He looks down at his hands. “Every time I look at you I remember how close I was to losing you, and it makes me sick.”
I had thought that hearing the reason behind Farrow’s disgust would make me feel better, but, if anything, I just feel a whole lot worse.
“No one’s making you look at me,” I manage, trying to disguise the definite tremor in my voice. “You don’t have to see me at all if you don’t want to.”
There’s a long silence, in which I try to swallow the lump in my throat.
Do not cry in front of him.
Then, Farrow gets slowly to his feet. I almost want him to come over and wrap his arms around me, to apologise again and to promise to be the brother Mum’s always told me he was. But all he does is look out of the window.
“I’ve got to get out of Riverview,” he says, talking to the sky instead of me. “I’m leaving.”
I want to speak, but my mouth is suddenly dry.
This isn’t what’s meant to happen.
“I’m going to Sunset Valley. Arthur and Lance are already there, so it’s not like I won’t know anyone. The band’s going to get a flat – there’s a lot more opportunities there than out here in the middle of nowhere.”
Farrow is still talking determinedly to the window.
“I don’t want you to leave.” My voice sounds thick and weak, nothing like normal.

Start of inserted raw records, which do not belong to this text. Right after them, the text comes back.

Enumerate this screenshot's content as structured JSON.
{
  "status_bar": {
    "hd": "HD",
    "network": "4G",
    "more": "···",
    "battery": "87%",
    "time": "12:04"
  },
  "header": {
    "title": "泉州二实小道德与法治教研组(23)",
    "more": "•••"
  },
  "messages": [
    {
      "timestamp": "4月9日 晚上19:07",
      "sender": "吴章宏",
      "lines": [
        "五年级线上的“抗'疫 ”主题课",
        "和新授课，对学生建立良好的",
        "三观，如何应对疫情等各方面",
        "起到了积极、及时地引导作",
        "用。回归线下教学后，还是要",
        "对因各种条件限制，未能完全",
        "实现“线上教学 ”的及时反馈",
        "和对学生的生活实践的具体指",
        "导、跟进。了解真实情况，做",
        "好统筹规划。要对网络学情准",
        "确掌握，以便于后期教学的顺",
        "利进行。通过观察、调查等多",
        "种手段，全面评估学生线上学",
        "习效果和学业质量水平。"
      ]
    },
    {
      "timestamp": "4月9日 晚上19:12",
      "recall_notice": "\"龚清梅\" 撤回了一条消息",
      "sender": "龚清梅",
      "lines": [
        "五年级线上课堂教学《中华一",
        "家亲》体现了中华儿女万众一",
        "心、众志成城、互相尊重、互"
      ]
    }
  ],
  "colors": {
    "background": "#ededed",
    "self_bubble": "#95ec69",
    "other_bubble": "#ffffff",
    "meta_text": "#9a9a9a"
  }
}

Farrow finally looks at me again, and his expression falters slightly. Softens.
“This isn’t your fault, Elery. I just need to get out of this town. Start again.
“Because of me.” The words are meant to be an accusation, but they just come out as a whisper.
Farrow hesitates, before saying softly, “Not entirely.”
I look down at my hands; my palms bear little half-moons where my nails have dug in. My eyes burn, but I feel too hollow to cry. As far as crappy days go, this one is pretty high up on the list.
I can’t think of anything else to say and, after a moment, I hear Farrow’s retreating steps on the stairs.
Walking out of your life, my treacherous brain says and, finally, my vision blurs.
Before I can curl up in a desolate ball, my phone vibrates loudly on the bedside table. I swipe my arm furiously over my eyes, dashing the tears before they can fall.
Slipping off my bed, I snatch up the phone and flip it open, expecting to see some silly joke Jed’s found to try to cheer me up. Instead, Charity’s name blinks at me, the new message picture flashing beside it.
7 2morrow @ Singalot Castle
dont forget xx
At this point in my very crappy day, I have forgotten all about my impending date with Charity, but I text her back reassuring her that I haven’t.
Thank God that’s not tonight.
After the message informs me it’s been sent, I scroll through my phone to find Jed’s number. He answers on the third ring.
“Any chance you can come over?” I ask, before he can get a word in. “I’ve had the worst day ever.”
There’s a beat of silence, and then Jed says, “I’m on my way.”
I hang up and flop back down on my bed, closing my eyes
With Jed coming, everything will work out okay.
It has to.